Which is why three shows this year focused exactly and unapologetically on art history are refreshing. Playing with the concepts of roots, lineage and from whence we come is a welcome reminder in seemingly untethered artistic circles.
The first is a show, “Gang of Cosmos”, at Metro Pictures by Robert Longo. Longo, now 61, had his break out moment in the eighties with photo realistic black and white charcoals of “Men in the Cities”. This show is full of meticulously rendered copies in black and white charcoal of contemporary art masterpieces, specifically Abstract Expressionist. These are hyper realist drawings of other people’s art work, and out of the nine Abstract Expressionist painters represented, three are women (thank you Robert!). Appropriation is a word that could be used here easily, though I think this falls in line with the artist’s obsession with power and authority in the majority of his other work. How are Reinhardt, de Kooning and Pollack not mythic figures of power and authority in art history? By making these monolithic, earnest pieces perhaps he is thanking them, or releasing their hold on him.
The second is a show by Annie Kavens, “Women and the History of Art” at Jenkins Johnson Gallery in San Francisco, about women in art history. I say bravo, bravo! What a kind homage, and what an important tribute to the many female artists who have not been given proper credence. As for Kavens’ style I’m not a huge fan, it’s very safe (think Elizabeth Peyton meets Karen Kilimnick without the awesome self-consciousness and ruminating).

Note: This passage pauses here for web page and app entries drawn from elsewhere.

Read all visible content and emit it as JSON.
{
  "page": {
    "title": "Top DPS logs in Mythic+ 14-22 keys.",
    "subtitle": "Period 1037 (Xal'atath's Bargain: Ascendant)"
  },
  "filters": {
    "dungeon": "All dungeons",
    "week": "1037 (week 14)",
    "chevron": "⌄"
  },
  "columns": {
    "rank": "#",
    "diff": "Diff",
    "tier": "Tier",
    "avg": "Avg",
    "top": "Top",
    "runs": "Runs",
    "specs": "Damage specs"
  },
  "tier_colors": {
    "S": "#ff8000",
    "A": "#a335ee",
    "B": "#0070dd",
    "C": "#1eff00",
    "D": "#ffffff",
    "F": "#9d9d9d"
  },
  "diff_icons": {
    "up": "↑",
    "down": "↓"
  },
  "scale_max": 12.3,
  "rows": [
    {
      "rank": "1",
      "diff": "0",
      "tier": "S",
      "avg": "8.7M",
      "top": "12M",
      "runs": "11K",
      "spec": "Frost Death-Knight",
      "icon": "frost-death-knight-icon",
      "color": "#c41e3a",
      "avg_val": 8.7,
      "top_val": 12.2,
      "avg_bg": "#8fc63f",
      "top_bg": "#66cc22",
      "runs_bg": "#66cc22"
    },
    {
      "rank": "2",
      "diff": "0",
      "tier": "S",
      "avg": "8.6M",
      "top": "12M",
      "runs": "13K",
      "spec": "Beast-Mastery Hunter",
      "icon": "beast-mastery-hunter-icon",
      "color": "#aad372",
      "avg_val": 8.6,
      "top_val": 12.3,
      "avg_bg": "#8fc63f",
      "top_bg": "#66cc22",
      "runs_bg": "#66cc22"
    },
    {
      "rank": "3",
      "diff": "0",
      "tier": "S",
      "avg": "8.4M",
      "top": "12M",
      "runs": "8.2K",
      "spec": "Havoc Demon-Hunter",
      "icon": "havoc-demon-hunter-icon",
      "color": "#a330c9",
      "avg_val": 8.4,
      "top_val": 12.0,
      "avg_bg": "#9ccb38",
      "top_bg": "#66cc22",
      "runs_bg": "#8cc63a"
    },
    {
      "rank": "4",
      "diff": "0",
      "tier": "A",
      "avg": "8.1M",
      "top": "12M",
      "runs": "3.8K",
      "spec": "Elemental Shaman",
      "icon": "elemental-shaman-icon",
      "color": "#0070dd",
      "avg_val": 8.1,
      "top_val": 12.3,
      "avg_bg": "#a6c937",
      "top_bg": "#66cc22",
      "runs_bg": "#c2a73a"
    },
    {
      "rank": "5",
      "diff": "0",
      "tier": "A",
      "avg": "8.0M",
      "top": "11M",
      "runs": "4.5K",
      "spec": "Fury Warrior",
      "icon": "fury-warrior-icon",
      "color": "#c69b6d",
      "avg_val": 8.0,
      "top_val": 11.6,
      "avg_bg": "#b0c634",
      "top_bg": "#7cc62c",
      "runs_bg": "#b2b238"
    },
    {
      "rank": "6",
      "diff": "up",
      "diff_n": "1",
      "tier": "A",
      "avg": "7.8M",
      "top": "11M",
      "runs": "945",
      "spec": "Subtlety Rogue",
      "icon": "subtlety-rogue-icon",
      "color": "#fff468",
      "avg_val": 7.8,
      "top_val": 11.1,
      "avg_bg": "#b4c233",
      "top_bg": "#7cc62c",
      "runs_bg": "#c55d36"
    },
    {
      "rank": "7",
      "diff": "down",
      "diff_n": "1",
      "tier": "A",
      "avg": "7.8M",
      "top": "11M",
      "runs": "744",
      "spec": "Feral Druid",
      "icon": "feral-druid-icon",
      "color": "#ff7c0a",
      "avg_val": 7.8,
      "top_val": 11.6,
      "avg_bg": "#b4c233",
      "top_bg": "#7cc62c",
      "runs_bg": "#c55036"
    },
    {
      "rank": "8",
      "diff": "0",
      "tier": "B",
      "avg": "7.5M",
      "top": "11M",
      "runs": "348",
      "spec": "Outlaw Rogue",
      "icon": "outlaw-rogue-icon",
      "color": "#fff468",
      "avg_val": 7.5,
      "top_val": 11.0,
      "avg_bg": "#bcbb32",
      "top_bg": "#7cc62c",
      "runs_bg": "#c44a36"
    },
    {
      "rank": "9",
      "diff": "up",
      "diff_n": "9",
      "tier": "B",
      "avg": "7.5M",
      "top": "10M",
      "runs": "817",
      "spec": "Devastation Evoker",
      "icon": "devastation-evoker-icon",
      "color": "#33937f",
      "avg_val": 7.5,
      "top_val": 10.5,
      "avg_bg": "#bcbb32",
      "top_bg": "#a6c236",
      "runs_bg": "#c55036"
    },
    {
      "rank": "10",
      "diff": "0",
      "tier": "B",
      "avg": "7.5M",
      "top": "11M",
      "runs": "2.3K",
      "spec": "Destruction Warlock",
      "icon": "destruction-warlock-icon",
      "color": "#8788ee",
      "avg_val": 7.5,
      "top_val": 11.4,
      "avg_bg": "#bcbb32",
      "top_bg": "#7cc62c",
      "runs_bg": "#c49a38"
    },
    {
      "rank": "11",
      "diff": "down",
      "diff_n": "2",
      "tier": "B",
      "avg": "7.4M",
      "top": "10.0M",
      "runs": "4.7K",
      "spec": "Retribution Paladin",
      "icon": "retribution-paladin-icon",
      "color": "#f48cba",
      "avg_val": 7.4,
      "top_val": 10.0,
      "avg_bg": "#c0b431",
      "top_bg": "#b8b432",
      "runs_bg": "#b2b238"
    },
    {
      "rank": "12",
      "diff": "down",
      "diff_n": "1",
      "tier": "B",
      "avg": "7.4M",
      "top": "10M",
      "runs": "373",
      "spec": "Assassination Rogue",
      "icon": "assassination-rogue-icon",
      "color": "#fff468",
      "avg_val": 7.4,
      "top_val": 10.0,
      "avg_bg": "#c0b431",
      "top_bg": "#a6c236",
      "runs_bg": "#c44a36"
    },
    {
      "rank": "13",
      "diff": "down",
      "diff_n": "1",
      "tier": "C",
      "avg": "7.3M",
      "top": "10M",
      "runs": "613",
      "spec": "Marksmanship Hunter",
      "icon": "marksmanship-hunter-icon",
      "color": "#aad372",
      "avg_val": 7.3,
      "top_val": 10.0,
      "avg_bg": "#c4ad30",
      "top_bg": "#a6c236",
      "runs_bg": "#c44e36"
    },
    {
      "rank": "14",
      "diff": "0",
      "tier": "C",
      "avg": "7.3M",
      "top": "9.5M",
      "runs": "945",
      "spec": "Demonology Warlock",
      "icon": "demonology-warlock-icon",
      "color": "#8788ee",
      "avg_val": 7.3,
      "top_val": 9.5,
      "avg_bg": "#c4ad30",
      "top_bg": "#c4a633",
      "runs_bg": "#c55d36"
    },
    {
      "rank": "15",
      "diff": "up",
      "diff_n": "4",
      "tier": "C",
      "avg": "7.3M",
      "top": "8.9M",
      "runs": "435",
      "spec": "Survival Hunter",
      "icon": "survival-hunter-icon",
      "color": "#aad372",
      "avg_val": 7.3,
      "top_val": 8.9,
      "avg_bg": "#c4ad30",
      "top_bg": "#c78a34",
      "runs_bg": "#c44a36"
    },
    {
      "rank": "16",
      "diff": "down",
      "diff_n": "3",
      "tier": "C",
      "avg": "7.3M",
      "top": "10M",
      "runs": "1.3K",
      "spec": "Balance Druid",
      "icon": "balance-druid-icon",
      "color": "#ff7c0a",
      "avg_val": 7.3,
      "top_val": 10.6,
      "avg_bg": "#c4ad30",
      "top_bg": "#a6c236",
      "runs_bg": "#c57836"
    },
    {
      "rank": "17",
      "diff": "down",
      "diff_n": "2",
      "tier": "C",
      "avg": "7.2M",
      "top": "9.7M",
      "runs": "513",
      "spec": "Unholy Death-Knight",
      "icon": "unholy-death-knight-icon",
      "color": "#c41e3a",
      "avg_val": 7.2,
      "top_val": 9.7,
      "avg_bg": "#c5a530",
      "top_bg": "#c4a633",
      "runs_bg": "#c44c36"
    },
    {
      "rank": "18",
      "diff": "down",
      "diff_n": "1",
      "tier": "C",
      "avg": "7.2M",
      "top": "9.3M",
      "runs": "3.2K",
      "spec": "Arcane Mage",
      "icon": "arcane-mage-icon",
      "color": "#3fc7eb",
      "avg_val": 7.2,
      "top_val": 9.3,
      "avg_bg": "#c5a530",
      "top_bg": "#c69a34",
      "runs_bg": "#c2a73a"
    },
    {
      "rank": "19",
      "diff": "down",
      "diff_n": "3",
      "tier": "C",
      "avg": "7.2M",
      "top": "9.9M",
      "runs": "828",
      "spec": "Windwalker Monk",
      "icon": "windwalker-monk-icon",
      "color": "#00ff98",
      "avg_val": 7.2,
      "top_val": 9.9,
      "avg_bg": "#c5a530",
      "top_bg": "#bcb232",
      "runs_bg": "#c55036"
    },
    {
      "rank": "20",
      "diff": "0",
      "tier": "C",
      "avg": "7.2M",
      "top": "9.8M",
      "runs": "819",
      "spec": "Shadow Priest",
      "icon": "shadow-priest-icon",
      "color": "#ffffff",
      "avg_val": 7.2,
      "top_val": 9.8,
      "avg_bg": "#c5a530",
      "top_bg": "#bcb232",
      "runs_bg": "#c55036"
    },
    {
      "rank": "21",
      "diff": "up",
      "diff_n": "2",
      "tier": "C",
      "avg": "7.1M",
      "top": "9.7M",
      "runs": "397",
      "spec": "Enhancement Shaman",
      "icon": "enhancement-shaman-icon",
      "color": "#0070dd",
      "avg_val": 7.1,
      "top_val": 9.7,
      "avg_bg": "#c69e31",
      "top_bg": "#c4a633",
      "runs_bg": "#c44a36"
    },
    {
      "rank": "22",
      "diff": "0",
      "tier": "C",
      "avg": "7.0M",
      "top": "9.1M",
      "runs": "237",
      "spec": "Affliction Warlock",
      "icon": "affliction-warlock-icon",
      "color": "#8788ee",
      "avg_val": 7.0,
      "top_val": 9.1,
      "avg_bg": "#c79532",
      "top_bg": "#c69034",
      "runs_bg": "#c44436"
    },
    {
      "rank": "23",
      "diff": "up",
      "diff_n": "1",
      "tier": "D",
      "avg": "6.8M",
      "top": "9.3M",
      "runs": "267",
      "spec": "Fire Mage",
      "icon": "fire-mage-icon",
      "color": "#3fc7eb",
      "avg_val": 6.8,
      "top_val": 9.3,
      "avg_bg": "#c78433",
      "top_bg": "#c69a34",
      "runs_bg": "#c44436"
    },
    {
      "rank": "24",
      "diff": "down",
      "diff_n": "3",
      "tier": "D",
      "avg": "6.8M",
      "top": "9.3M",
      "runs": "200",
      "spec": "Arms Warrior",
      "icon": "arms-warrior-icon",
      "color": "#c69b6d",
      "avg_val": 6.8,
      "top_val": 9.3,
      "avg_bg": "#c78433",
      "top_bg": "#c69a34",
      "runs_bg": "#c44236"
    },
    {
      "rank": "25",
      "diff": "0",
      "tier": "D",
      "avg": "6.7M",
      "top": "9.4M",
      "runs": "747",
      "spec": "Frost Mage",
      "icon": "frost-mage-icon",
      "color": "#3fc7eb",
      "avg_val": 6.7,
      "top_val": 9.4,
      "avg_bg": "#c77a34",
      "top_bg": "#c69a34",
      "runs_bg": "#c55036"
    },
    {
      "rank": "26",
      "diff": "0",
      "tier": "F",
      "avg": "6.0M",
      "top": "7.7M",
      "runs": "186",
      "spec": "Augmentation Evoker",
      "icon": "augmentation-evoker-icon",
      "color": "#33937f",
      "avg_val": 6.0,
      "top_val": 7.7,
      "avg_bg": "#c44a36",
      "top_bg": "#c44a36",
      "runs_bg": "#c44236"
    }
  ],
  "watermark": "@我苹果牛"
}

Lastly, and of most consequence I believe, is the show “Movie Scripts/ Art” at Marian Goodman by John Baldessari. Baldessari is now 81 years old, and has stayed fairly steady with his obsessions with text, image and art theory, continually smashing powerful narrative images with provocative snippets of text. This particular suite of works takes details from masterpieces and pairs them with excerpts from film scripts. It’s autobiographical in a way – he has lived in Los Angeles for years and is most definitely a celebrity in his old age, the elbow rubbing with stars and film gurus has rubbed off on his work. He has also been steeped in art theory and art history along the entire road of his career: starting in the 60s with the art theory paintings, the 1972 singing of the Sol Lewit’s artist statement, and 2012 with the body of work where he juxtaposed different artists with each other titled “Double Bill”.
Out of the three I am the biggest fan of the Baldessari approach to art history…taking a piece of it and flipping it on its ears so as to create new meaning. After all everything changes, and how you perceive the changes, with dusty nostalgia or brave curiosity, will make all the difference.
John Baldessari : Movie Scripts/ Art | Marian Goodman Gallery | October 22 – November 22, 2014
Annie Kevans : Women and the History | Jenkins Johnson Gallery | October 2 – December 23, 2014
Robert Longo: Gang of Cosmos | Metro Pictures | April 10, 2014 – May 23, 2014Tagged: Annie Kavens, art history, Artists and art history, Gang of Cosmos, Jenkins Johnson Gallery, John Baldessari, lineage, Marian Goodman Gallery, Metro Pictures, Movie Scipts, Robert Longo, Women and the History of Art